» WHAT IS REQUIRED
Your task is to copy all of the entries exactly as they are given.

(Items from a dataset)
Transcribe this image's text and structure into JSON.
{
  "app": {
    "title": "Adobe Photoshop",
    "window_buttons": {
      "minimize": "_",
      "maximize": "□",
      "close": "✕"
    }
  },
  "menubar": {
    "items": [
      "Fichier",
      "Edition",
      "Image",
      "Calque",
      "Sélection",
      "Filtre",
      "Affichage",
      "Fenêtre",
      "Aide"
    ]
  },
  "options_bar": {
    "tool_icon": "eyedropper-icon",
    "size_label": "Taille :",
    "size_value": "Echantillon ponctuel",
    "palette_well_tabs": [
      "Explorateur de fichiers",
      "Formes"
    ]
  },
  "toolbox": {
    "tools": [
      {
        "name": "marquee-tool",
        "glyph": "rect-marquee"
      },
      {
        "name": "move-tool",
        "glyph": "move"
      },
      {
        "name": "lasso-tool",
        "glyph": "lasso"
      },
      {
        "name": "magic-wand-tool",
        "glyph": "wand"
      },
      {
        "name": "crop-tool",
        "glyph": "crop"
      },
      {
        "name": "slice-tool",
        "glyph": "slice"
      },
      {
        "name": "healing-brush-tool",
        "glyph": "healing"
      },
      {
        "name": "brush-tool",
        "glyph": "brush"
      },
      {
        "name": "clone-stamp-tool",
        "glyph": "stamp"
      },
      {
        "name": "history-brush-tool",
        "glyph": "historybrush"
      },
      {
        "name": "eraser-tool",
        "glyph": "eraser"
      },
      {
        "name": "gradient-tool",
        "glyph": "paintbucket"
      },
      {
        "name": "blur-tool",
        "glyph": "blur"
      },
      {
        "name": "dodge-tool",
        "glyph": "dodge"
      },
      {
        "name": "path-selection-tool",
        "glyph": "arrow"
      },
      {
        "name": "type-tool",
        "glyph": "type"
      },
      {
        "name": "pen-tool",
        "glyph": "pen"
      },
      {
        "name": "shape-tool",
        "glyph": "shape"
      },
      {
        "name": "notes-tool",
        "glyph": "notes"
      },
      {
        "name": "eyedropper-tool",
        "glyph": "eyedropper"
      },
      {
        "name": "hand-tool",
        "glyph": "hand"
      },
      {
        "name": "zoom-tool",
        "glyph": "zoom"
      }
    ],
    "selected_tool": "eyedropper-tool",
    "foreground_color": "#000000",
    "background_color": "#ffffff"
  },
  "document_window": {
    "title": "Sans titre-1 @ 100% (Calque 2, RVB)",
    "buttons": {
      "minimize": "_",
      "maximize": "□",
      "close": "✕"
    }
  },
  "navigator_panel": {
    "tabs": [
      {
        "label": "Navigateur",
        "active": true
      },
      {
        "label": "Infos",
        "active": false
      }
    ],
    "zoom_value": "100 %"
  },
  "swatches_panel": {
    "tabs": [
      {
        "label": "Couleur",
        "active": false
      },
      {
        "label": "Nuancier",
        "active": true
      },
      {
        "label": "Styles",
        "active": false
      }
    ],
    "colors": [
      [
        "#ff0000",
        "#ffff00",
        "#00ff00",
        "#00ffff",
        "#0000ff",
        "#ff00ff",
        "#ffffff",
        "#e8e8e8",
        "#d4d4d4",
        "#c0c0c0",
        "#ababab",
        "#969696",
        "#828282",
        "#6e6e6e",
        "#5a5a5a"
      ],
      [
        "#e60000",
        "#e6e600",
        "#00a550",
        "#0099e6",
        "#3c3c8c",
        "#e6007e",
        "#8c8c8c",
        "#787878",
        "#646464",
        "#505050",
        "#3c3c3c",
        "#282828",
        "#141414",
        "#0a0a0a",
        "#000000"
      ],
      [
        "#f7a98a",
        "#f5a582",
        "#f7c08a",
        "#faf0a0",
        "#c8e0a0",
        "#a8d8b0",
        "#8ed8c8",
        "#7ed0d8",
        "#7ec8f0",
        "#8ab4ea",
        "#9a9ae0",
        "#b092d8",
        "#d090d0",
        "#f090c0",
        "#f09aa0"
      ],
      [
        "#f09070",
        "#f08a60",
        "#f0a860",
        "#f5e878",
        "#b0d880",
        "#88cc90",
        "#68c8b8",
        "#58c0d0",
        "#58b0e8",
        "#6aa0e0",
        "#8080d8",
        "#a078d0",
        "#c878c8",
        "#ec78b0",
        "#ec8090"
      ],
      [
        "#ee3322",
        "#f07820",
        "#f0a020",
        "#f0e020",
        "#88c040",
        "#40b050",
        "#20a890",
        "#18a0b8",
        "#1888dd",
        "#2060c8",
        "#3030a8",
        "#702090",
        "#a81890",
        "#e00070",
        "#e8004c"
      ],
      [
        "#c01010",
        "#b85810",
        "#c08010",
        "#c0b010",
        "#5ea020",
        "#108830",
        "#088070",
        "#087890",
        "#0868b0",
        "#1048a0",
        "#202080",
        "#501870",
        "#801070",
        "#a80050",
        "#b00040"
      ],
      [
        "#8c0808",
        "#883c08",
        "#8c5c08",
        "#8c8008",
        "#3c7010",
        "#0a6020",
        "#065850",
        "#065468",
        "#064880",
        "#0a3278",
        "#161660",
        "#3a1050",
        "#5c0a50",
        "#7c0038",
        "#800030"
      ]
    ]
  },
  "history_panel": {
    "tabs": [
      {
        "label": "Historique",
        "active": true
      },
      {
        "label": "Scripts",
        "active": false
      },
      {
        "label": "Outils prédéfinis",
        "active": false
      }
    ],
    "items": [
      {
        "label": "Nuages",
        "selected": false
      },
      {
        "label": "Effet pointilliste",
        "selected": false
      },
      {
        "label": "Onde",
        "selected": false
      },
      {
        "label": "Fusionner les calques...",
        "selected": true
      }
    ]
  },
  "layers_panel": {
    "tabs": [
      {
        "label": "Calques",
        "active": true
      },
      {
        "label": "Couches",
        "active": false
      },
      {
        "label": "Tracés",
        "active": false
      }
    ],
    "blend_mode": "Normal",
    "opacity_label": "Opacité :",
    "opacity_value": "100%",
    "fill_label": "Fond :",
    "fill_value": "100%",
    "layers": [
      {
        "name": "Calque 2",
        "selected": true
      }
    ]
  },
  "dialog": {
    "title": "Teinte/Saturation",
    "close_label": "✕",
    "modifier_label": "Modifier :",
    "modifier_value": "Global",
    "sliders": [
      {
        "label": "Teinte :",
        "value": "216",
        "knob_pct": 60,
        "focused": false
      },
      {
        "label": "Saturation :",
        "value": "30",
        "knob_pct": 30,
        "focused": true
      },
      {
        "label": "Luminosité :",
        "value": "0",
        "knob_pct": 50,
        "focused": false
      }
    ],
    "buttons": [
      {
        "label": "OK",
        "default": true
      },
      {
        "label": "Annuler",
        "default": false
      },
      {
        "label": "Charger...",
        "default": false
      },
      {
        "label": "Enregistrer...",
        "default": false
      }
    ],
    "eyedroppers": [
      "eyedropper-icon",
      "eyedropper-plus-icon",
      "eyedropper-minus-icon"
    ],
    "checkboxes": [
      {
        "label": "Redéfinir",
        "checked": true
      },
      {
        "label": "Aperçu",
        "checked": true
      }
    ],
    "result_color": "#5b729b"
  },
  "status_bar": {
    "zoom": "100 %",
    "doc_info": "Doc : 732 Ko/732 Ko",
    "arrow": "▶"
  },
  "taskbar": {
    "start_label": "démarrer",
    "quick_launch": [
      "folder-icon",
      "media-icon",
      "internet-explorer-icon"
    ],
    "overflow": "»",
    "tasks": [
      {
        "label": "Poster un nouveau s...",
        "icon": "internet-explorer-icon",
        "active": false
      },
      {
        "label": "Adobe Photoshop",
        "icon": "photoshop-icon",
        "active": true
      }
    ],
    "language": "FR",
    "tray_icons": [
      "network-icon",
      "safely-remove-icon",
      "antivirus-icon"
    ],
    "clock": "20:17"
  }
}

» TASK ANSWER
Transcribe this image's text and structure into JSON.
{
  "app": {
    "title": "Adobe Photoshop",
    "window_buttons": {
      "minimize": "_",
      "maximize": "□",
      "close": "✕"
    }
  },
  "menubar": {
    "items": [
      "Fichier",
      "Edition",
      "Image",
      "Calque",
      "Sélection",
      "Filtre",
      "Affichage",
      "Fenêtre",
      "Aide"
    ]
  },
  "options_bar": {
    "tool_icon": "eyedropper-icon",
    "size_label": "Taille :",
    "size_value": "Echantillon ponctuel",
    "palette_well_tabs": [
      "Explorateur de fichiers",
      "Formes"
    ]
  },
  "toolbox": {
    "tools": [
      {
        "name": "marquee-tool",
        "glyph": "rect-marquee"
      },
      {
        "name": "move-tool",
        "glyph": "move"
      },
      {
        "name": "lasso-tool",
        "glyph": "lasso"
      },
      {
        "name": "magic-wand-tool",
        "glyph": "wand"
      },
      {
        "name": "crop-tool",
        "glyph": "crop"
      },
      {
        "name": "slice-tool",
        "glyph": "slice"
      },
      {
        "name": "healing-brush-tool",
        "glyph": "healing"
      },
      {
        "name": "brush-tool",
        "glyph": "brush"
      },
      {
        "name": "clone-stamp-tool",
        "glyph": "stamp"
      },
      {
        "name": "history-brush-tool",
        "glyph": "historybrush"
      },
      {
        "name": "eraser-tool",
        "glyph": "eraser"
      },
      {
        "name": "gradient-tool",
        "glyph": "paintbucket"
      },
      {
        "name": "blur-tool",
        "glyph": "blur"
      },
      {
        "name": "dodge-tool",
        "glyph": "dodge"
      },
      {
        "name": "path-selection-tool",
        "glyph": "arrow"
      },
      {
        "name": "type-tool",
        "glyph": "type"
      },
      {
        "name": "pen-tool",
        "glyph": "pen"
      },
      {
        "name": "shape-tool",
        "glyph": "shape"
      },
      {
        "name": "notes-tool",
        "glyph": "notes"
      },
      {
        "name": "eyedropper-tool",
        "glyph": "eyedropper"
      },
      {
        "name": "hand-tool",
        "glyph": "hand"
      },
      {
        "name": "zoom-tool",
        "glyph": "zoom"
      }
    ],
    "selected_tool": "eyedropper-tool",
    "foreground_color": "#000000",
    "background_color": "#ffffff"
  },
  "document_window": {
    "title": "Sans titre-1 @ 100% (Calque 2, RVB)",
    "buttons": {
      "minimize": "_",
      "maximize": "□",
      "close": "✕"
    }
  },
  "navigator_panel": {
    "tabs": [
      {
        "label": "Navigateur",
        "active": true
      },
      {
        "label": "Infos",
        "active": false
      }
    ],
    "zoom_value": "100 %"
  },
  "swatches_panel": {
    "tabs": [
      {
        "label": "Couleur",
        "active": false
      },
      {
        "label": "Nuancier",
        "active": true
      },
      {
        "label": "Styles",
        "active": false
      }
    ],
    "colors": [
      [
        "#ff0000",
        "#ffff00",
        "#00ff00",
        "#00ffff",
        "#0000ff",
        "#ff00ff",
        "#ffffff",
        "#e8e8e8",
        "#d4d4d4",
        "#c0c0c0",
        "#ababab",
        "#969696",
        "#828282",
        "#6e6e6e",
        "#5a5a5a"
      ],
      [
        "#e60000",
        "#e6e600",
        "#00a550",
        "#0099e6",
        "#3c3c8c",
        "#e6007e",
        "#8c8c8c",
        "#787878",
        "#646464",
        "#505050",
        "#3c3c3c",
        "#282828",
        "#141414",
        "#0a0a0a",
        "#000000"
      ],
      [
        "#f7a98a",
        "#f5a582",
        "#f7c08a",
        "#faf0a0",
        "#c8e0a0",
        "#a8d8b0",
        "#8ed8c8",
        "#7ed0d8",
        "#7ec8f0",
        "#8ab4ea",
        "#9a9ae0",
        "#b092d8",
        "#d090d0",
        "#f090c0",
        "#f09aa0"
      ],
      [
        "#f09070",
        "#f08a60",
        "#f0a860",
        "#f5e878",
        "#b0d880",
        "#88cc90",
        "#68c8b8",
        "#58c0d0",
        "#58b0e8",
        "#6aa0e0",
        "#8080d8",
        "#a078d0",
        "#c878c8",
        "#ec78b0",
        "#ec8090"
      ],
      [
        "#ee3322",
        "#f07820",
        "#f0a020",
        "#f0e020",
        "#88c040",
        "#40b050",
        "#20a890",
        "#18a0b8",
        "#1888dd",
        "#2060c8",
        "#3030a8",
        "#702090",
        "#a81890",
        "#e00070",
        "#e8004c"
      ],
      [
        "#c01010",
        "#b85810",
        "#c08010",
        "#c0b010",
        "#5ea020",
        "#108830",
        "#088070",
        "#087890",
        "#0868b0",
        "#1048a0",
        "#202080",
        "#501870",
        "#801070",
        "#a80050",
        "#b00040"
      ],
      [
        "#8c0808",
        "#883c08",
        "#8c5c08",
        "#8c8008",
        "#3c7010",
        "#0a6020",
        "#065850",
        "#065468",
        "#064880",
        "#0a3278",
        "#161660",
        "#3a1050",
        "#5c0a50",
        "#7c0038",
        "#800030"
      ]
    ]
  },
  "history_panel": {
    "tabs": [
      {
        "label": "Historique",
        "active": true
      },
      {
        "label": "Scripts",
        "active": false
      },
      {
        "label": "Outils prédéfinis",
        "active": false
      }
    ],
    "items": [
      {
        "label": "Nuages",
        "selected": false
      },
      {
        "label": "Effet pointilliste",
        "selected": false
      },
      {
        "label": "Onde",
        "selected": false
      },
      {
        "label": "Fusionner les calques...",
        "selected": true
      }
    ]
  },
  "layers_panel": {
    "tabs": [
      {
        "label": "Calques",
        "active": true
      },
      {
        "label": "Couches",
        "active": false
      },
      {
        "label": "Tracés",
        "active": false
      }
    ],
    "blend_mode": "Normal",
    "opacity_label": "Opacité :",
    "opacity_value": "100%",
    "fill_label": "Fond :",
    "fill_value": "100%",
    "layers": [
      {
        "name": "Calque 2",
        "selected": true
      }
    ]
  },
  "dialog": {
    "title": "Teinte/Saturation",
    "close_label": "✕",
    "modifier_label": "Modifier :",
    "modifier_value": "Global",
    "sliders": [
      {
        "label": "Teinte :",
        "value": "216",
        "knob_pct": 60,
        "focused": false
      },
      {
        "label": "Saturation :",
        "value": "30",
        "knob_pct": 30,
        "focused": true
      },
      {
        "label": "Luminosité :",
        "value": "0",
        "knob_pct": 50,
        "focused": false
      }
    ],
    "buttons": [
      {
        "label": "OK",
        "default": true
      },
      {
        "label": "Annuler",
        "default": false
      },
      {
        "label": "Charger...",
        "default": false
      },
      {
        "label": "Enregistrer...",
        "default": false
      }
    ],
    "eyedroppers": [
      "eyedropper-icon",
      "eyedropper-plus-icon",
      "eyedropper-minus-icon"
    ],
    "checkboxes": [
      {
        "label": "Redéfinir",
        "checked": true
      },
      {
        "label": "Aperçu",
        "checked": true
      }
    ],
    "result_color": "#5b729b"
  },
  "status_bar": {
    "zoom": "100 %",
    "doc_info": "Doc : 732 Ko/732 Ko",
    "arrow": "▶"
  },
  "taskbar": {
    "start_label": "démarrer",
    "quick_launch": [
      "folder-icon",
      "media-icon",
      "internet-explorer-icon"
    ],
    "overflow": "»",
    "tasks": [
      {
        "label": "Poster un nouveau s...",
        "icon": "internet-explorer-icon",
        "active": false
      },
      {
        "label": "Adobe Photoshop",
        "icon": "photoshop-icon",
        "active": true
      }
    ],
    "language": "FR",
    "tray_icons": [
      "network-icon",
      "safely-remove-icon",
      "antivirus-icon"
    ],
    "clock": "20:17"
  }
}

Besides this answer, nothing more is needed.